Famous comedian Sienna Diaz is filming a new movie in rural Tennessee. Although she has no sense of direction and doesn’t seem to know how to read a map, she decides to drive herself to her new, temporary home. Park ranger Jethro Winston finds her pulled over, hopelessly lost, and incredibly frustrated. He doesn’t recognize her and offers to drive her home, beginning a tentative new friendship that slowly blossoms into something more.
I really enjoyed Truth or Beard and thought that I would enjoy Grin and Beard It more than I did. Sure, Jethro and Sienna were cute together. They had chemistry and I liked both of them individually, but they sure jumped into things quickly. Both of them seemed to have a lot of issues to work through and I never really got the impression that they dealt with them.
I mean, Sienna was super insecure and always convinced that Jethro was going to leave her, but then she just… wasn’t. And Jethro was super worried about his past and his dad coming back to haunt him and Sienna, and then all of a sudden, he’s just… not. These aren’t conflicts that can automatically resolve themselves. What happened?
I liked and appreciated the feminist messages throughout this book. Sienna isn’t shy about the fact that she’s fat, and there’s a definite body positivity message running through the plot. But, despite all of this, Sienna’s attitude toward Jethro’s celibacy kind of grossed me out. I mean, if it had been Sienna who decided to save herself for marriage and Jethro was complaining and yelling, “BUT I’M HORNY THOUGH,” while constantly pressuring her and pouting around because he wasn’t getting laid, we’d all agree that he’s a terrible person, right? But since it was flipped and it was Sienna complaining about Jethro not wanting to have sex, it’s supposed to be this feminist message or something? No. I get that Sienna was insecure, but Jethro matters too.
Aside from that whole thing, I laughed out loud a lot and thought that the book was pretty cute. It definitely needed an editor – so many unnecessary, repetitive, and drawn out scenes – and I was surprised at the direction Reid took the plot, particularly with Marta. I wanted to like the book more than I did. It just didn’t quite do it for me.

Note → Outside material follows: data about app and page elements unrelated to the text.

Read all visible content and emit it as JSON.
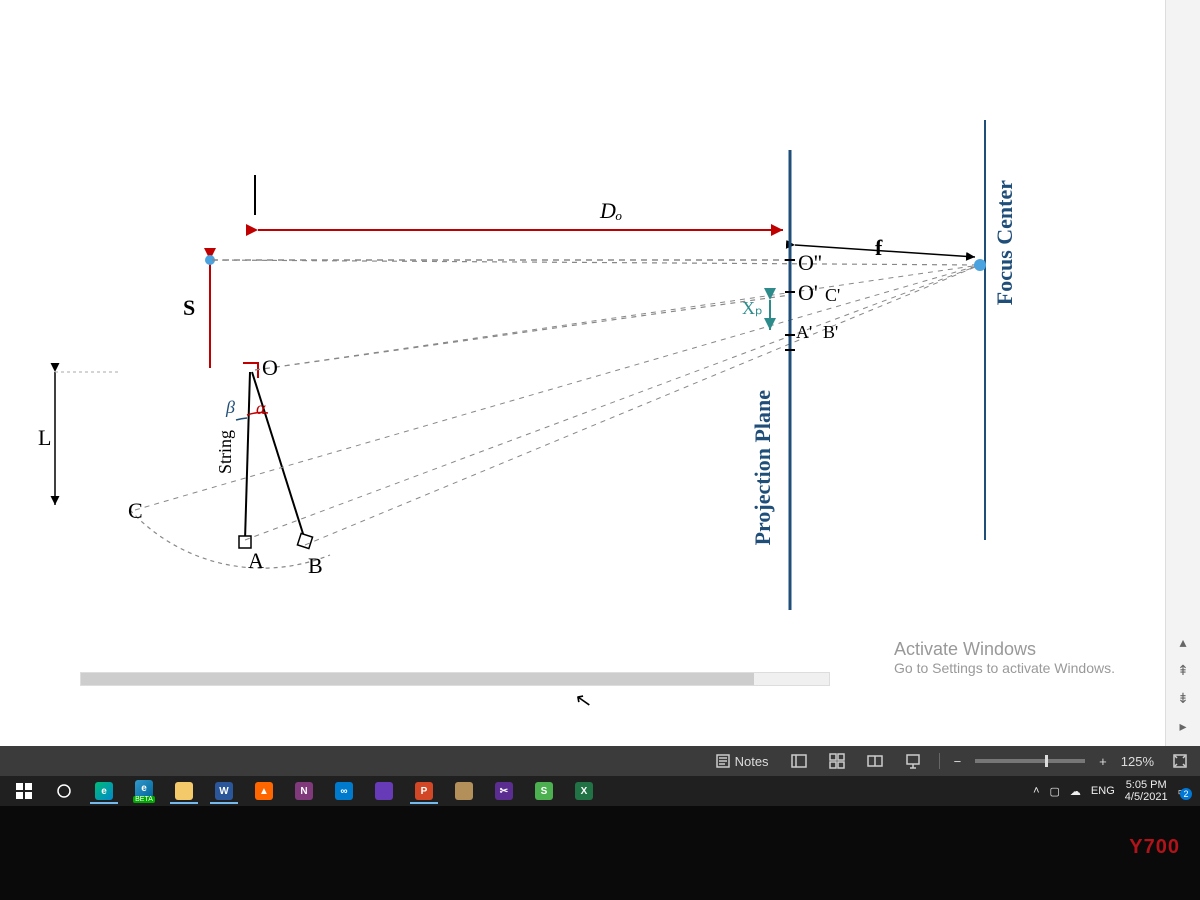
{
  "diagram": {
    "labels": {
      "Do": "Dₒ",
      "f": "f",
      "L": "L",
      "S": "S",
      "O": "O",
      "C": "C",
      "A": "A",
      "B": "B",
      "alpha": "α",
      "beta": "β",
      "String": "String",
      "ProjectionPlane": "Projection Plane",
      "FocusCenter": "Focus Center",
      "Odd": "O''",
      "Oprime": "O'",
      "Cprime": "C'",
      "Aprime": "A'",
      "Bprime": "B'",
      "Xp": "Xₚ"
    }
  },
  "watermark": {
    "title": "Activate Windows",
    "sub": "Go to Settings to activate Windows."
  },
  "statusbar": {
    "notes": "Notes",
    "zoom": "125%",
    "plus": "+",
    "minus": "−"
  },
  "taskbar": {
    "beta": "BETA",
    "lang": "ENG",
    "time": "5:05 PM",
    "date": "4/5/2021"
  },
  "bezel": {
    "brand": "Y700"
  },
  "icons": {
    "notes": "notes-icon",
    "normal_view": "normal-view-icon",
    "sorter": "slide-sorter-icon",
    "reading": "reading-view-icon",
    "slideshow": "slideshow-icon",
    "fit": "fit-to-window-icon"
  }
}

Still, I’m looking forward to the books featuring Billy, Cletus, and Roscoe.
Final rating: ★★★☆☆